[[ STUDY MATERIAL, beginning ]]

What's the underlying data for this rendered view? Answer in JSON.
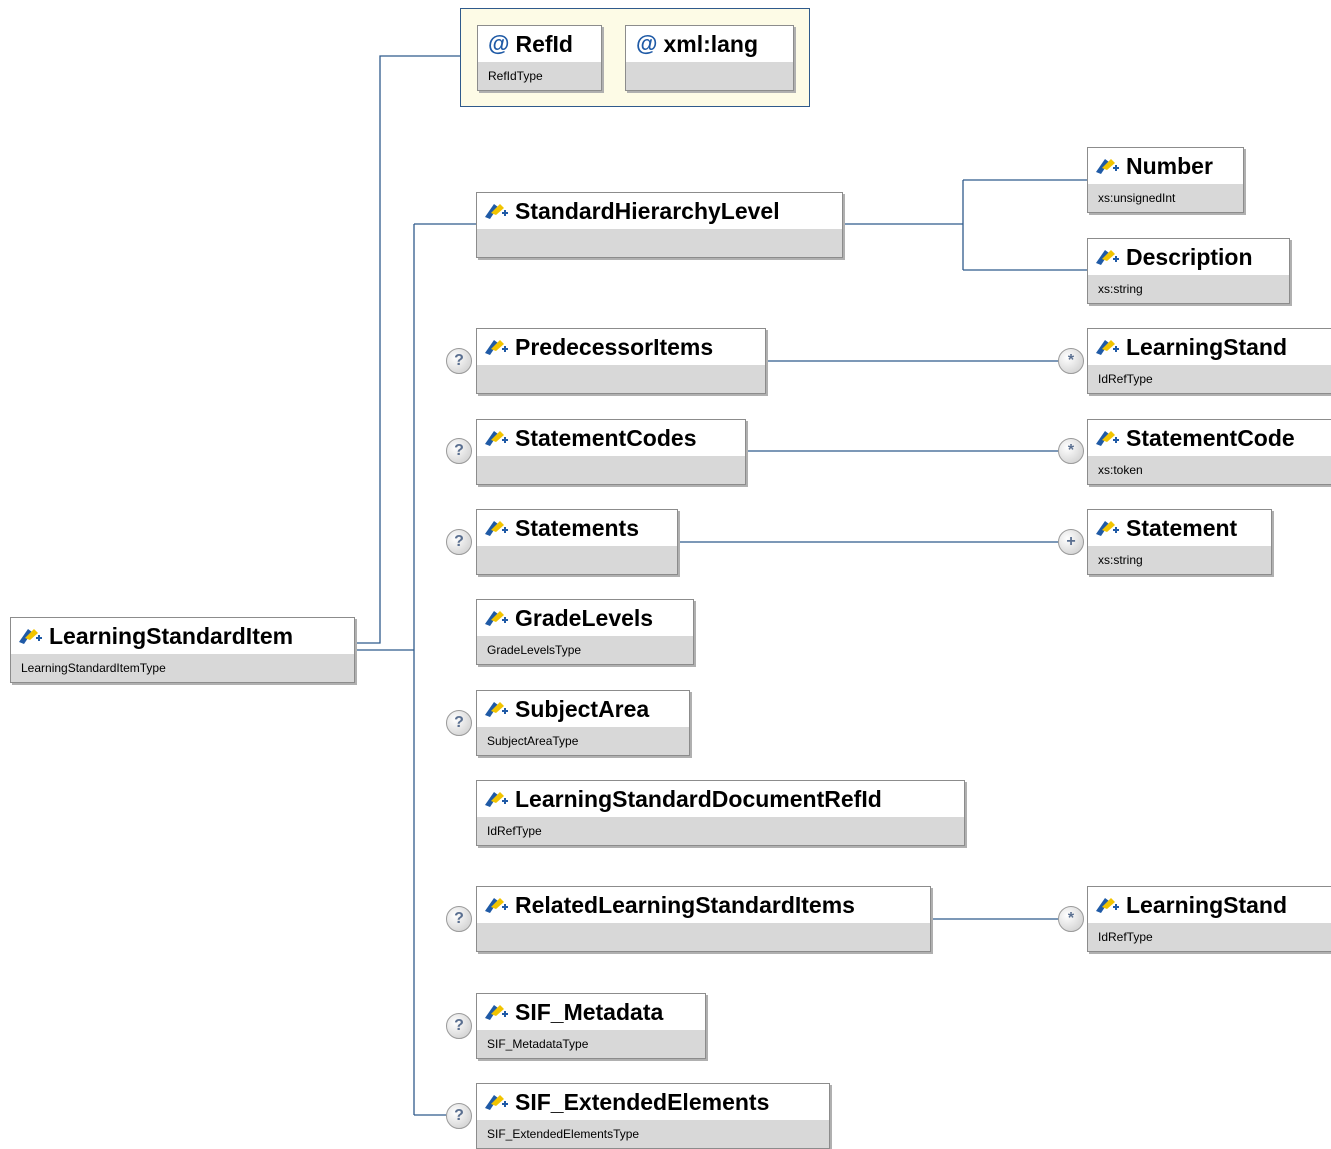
{
  "attributes": [
    {
      "name": "RefId",
      "type": "RefIdType"
    },
    {
      "name": "xml:lang",
      "type": ""
    }
  ],
  "root": {
    "name": "LearningStandardItem",
    "type": "LearningStandardItemType"
  },
  "children": {
    "standard_hierarchy_level": {
      "name": "StandardHierarchyLevel",
      "type": ""
    },
    "predecessor_items": {
      "name": "PredecessorItems",
      "type": ""
    },
    "statement_codes": {
      "name": "StatementCodes",
      "type": ""
    },
    "statements": {
      "name": "Statements",
      "type": ""
    },
    "grade_levels": {
      "name": "GradeLevels",
      "type": "GradeLevelsType"
    },
    "subject_area": {
      "name": "SubjectArea",
      "type": "SubjectAreaType"
    },
    "learning_standard_document_refid": {
      "name": "LearningStandardDocumentRefId",
      "type": "IdRefType"
    },
    "related_learning_standard_items": {
      "name": "RelatedLearningStandardItems",
      "type": ""
    },
    "sif_metadata": {
      "name": "SIF_Metadata",
      "type": "SIF_MetadataType"
    },
    "sif_extended_elements": {
      "name": "SIF_ExtendedElements",
      "type": "SIF_ExtendedElementsType"
    }
  },
  "grandchildren": {
    "number": {
      "name": "Number",
      "type": "xs:unsignedInt"
    },
    "description": {
      "name": "Description",
      "type": "xs:string"
    },
    "predecessor_ref": {
      "name": "LearningStand",
      "type": "IdRefType"
    },
    "statement_code": {
      "name": "StatementCode",
      "type": "xs:token"
    },
    "statement": {
      "name": "Statement",
      "type": "xs:string"
    },
    "related_ref": {
      "name": "LearningStand",
      "type": "IdRefType"
    }
  },
  "occurrence_symbols": {
    "optional": "?",
    "zero_or_more": "*",
    "one_or_more": "+"
  },
  "colors": {
    "connector": "#2f5a8c",
    "badge_text": "#5a6f90",
    "attribute_group_bg": "#fdfbe6",
    "icon_blue": "#1f5aa6",
    "icon_yellow": "#f2c400"
  }
}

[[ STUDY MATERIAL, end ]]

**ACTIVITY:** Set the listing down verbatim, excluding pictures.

**RESPONSE FOR THIS EXERCISE:**
What's the underlying data for this rendered view? Answer in JSON.
{
  "attributes": [
    {
      "name": "RefId",
      "type": "RefIdType"
    },
    {
      "name": "xml:lang",
      "type": ""
    }
  ],
  "root": {
    "name": "LearningStandardItem",
    "type": "LearningStandardItemType"
  },
  "children": {
    "standard_hierarchy_level": {
      "name": "StandardHierarchyLevel",
      "type": ""
    },
    "predecessor_items": {
      "name": "PredecessorItems",
      "type": ""
    },
    "statement_codes": {
      "name": "StatementCodes",
      "type": ""
    },
    "statements": {
      "name": "Statements",
      "type": ""
    },
    "grade_levels": {
      "name": "GradeLevels",
      "type": "GradeLevelsType"
    },
    "subject_area": {
      "name": "SubjectArea",
      "type": "SubjectAreaType"
    },
    "learning_standard_document_refid": {
      "name": "LearningStandardDocumentRefId",
      "type": "IdRefType"
    },
    "related_learning_standard_items": {
      "name": "RelatedLearningStandardItems",
      "type": ""
    },
    "sif_metadata": {
      "name": "SIF_Metadata",
      "type": "SIF_MetadataType"
    },
    "sif_extended_elements": {
      "name": "SIF_ExtendedElements",
      "type": "SIF_ExtendedElementsType"
    }
  },
  "grandchildren": {
    "number": {
      "name": "Number",
      "type": "xs:unsignedInt"
    },
    "description": {
      "name": "Description",
      "type": "xs:string"
    },
    "predecessor_ref": {
      "name": "LearningStand",
      "type": "IdRefType"
    },
    "statement_code": {
      "name": "StatementCode",
      "type": "xs:token"
    },
    "statement": {
      "name": "Statement",
      "type": "xs:string"
    },
    "related_ref": {
      "name": "LearningStand",
      "type": "IdRefType"
    }
  },
  "occurrence_symbols": {
    "optional": "?",
    "zero_or_more": "*",
    "one_or_more": "+"
  },
  "colors": {
    "connector": "#2f5a8c",
    "badge_text": "#5a6f90",
    "attribute_group_bg": "#fdfbe6",
    "icon_blue": "#1f5aa6",
    "icon_yellow": "#f2c400"
  }
}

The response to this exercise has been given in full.